▸ **Work to be completed**:
Search the data for the word "yang" and copy every line that contains it.

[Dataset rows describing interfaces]
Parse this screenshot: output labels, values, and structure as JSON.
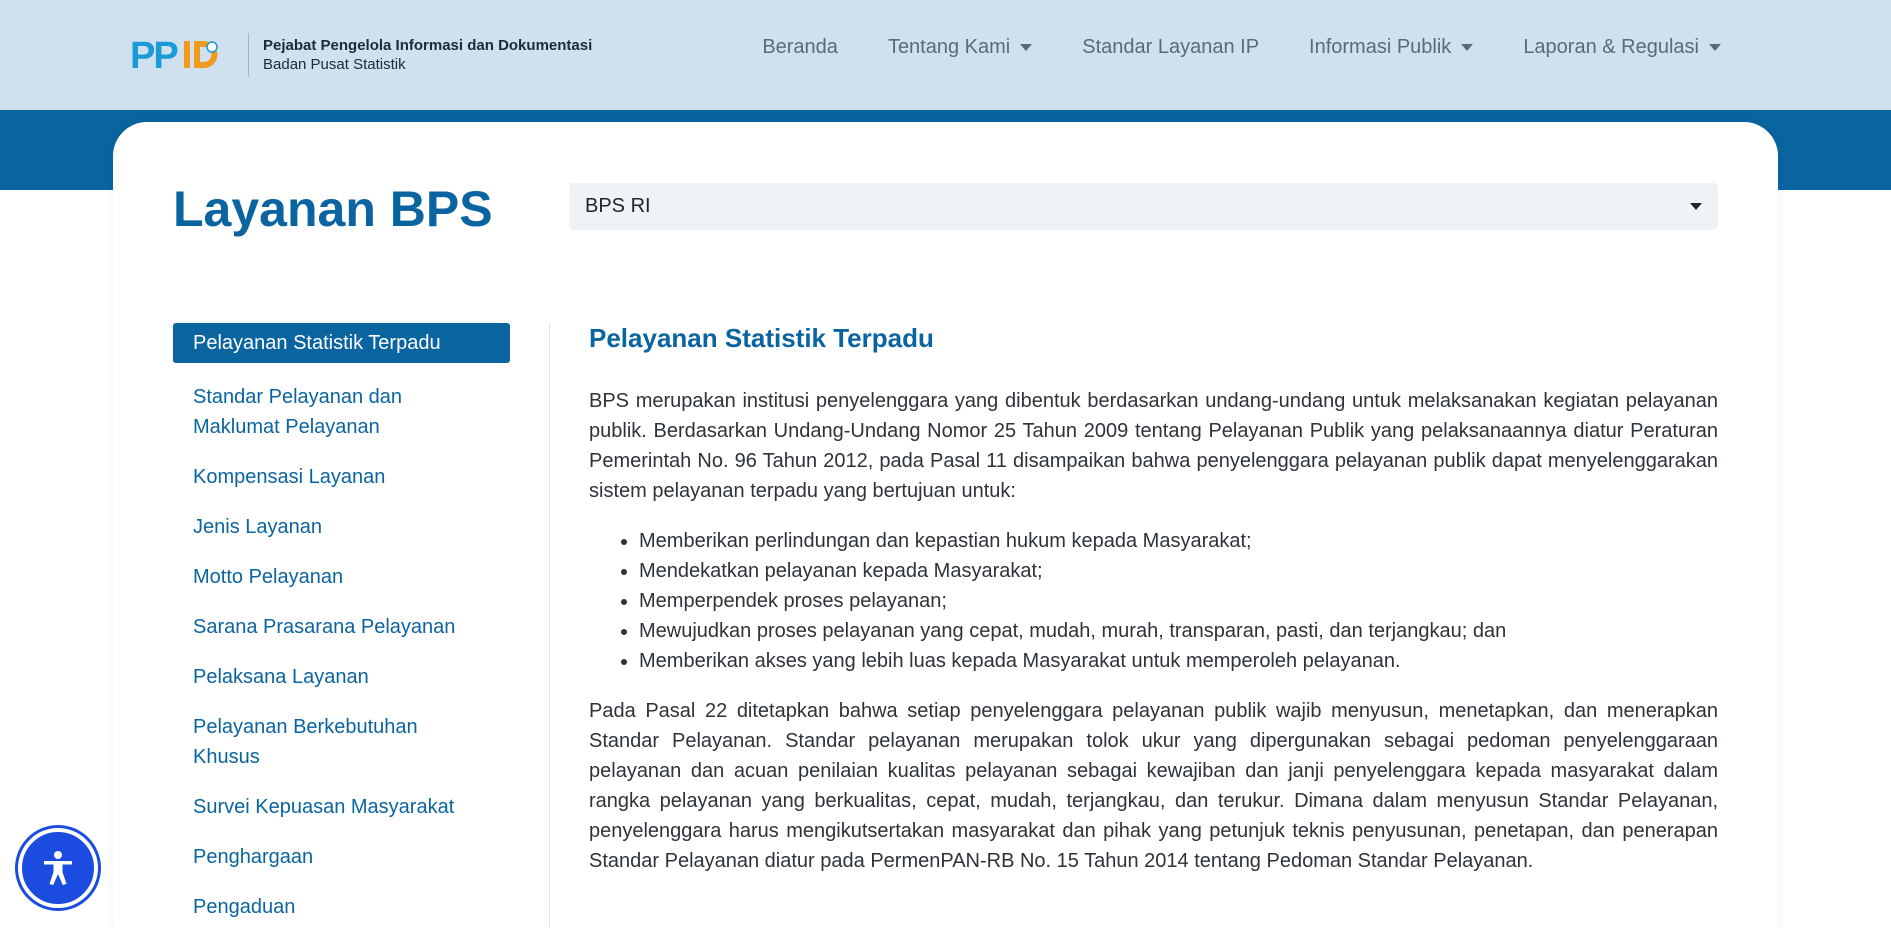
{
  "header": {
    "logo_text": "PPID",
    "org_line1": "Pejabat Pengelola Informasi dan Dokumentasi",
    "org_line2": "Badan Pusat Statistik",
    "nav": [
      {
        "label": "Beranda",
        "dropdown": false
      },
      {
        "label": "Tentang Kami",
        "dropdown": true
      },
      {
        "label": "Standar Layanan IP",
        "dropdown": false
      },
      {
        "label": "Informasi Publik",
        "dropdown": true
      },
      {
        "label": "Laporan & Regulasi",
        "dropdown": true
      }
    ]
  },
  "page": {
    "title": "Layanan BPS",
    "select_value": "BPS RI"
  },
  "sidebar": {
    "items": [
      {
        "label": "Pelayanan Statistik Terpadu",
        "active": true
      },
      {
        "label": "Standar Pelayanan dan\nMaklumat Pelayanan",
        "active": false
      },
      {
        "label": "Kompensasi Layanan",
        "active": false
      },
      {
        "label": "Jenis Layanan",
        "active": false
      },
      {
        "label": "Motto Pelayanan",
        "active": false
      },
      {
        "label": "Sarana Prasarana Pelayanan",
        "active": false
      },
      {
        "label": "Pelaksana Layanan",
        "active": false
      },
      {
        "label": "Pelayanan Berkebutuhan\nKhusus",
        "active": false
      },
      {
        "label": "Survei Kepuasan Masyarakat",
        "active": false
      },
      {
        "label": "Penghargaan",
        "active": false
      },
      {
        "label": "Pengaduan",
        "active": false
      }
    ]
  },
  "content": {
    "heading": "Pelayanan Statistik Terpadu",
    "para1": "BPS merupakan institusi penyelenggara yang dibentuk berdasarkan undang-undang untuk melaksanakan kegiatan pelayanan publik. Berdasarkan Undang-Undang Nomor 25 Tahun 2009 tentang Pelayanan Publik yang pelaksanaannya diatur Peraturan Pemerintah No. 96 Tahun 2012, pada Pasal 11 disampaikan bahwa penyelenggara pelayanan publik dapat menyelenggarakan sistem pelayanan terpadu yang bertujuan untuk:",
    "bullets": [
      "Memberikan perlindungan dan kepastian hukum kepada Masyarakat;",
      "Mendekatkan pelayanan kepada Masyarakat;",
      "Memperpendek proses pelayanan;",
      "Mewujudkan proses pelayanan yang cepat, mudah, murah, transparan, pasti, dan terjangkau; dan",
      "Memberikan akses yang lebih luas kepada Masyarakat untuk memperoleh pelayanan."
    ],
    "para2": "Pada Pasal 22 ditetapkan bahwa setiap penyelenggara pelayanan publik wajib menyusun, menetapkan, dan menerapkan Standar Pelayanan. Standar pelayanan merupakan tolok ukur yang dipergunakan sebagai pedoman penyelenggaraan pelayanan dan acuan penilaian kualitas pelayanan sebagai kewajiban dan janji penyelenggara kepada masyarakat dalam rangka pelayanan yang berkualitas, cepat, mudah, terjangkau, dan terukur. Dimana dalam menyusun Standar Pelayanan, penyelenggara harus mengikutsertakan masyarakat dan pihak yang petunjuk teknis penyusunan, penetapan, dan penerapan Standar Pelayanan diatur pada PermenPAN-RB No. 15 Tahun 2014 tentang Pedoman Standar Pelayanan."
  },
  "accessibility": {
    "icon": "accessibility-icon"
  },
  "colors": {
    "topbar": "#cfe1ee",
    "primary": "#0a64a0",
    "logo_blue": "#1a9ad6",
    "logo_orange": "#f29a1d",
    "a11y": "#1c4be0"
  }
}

▸ **Written answer**:
    "para1": "BPS merupakan institusi penyelenggara yang dibentuk berdasarkan undang-undang untuk melaksanakan kegiatan pelayanan publik. Berdasarkan Undang-Undang Nomor 25 Tahun 2009 tentang Pelayanan Publik yang pelaksanaannya diatur Peraturan Pemerintah No. 96 Tahun 2012, pada Pasal 11 disampaikan bahwa penyelenggara pelayanan publik dapat menyelenggarakan sistem pelayanan terpadu yang bertujuan untuk:",
      "Mewujudkan proses pelayanan yang cepat, mudah, murah, transparan, pasti, dan terjangkau; dan",
      "Memberikan akses yang lebih luas kepada Masyarakat untuk memperoleh pelayanan."
    "para2": "Pada Pasal 22 ditetapkan bahwa setiap penyelenggara pelayanan publik wajib menyusun, menetapkan, dan menerapkan Standar Pelayanan. Standar pelayanan merupakan tolok ukur yang dipergunakan sebagai pedoman penyelenggaraan pelayanan dan acuan penilaian kualitas pelayanan sebagai kewajiban dan janji penyelenggara kepada masyarakat dalam rangka pelayanan yang berkualitas, cepat, mudah, terjangkau, dan terukur. Dimana dalam menyusun Standar Pelayanan, penyelenggara harus mengikutsertakan masyarakat dan pihak yang petunjuk teknis penyusunan, penetapan, dan penerapan Standar Pelayanan diatur pada PermenPAN-RB No. 15 Tahun 2014 tentang Pedoman Standar Pelayanan."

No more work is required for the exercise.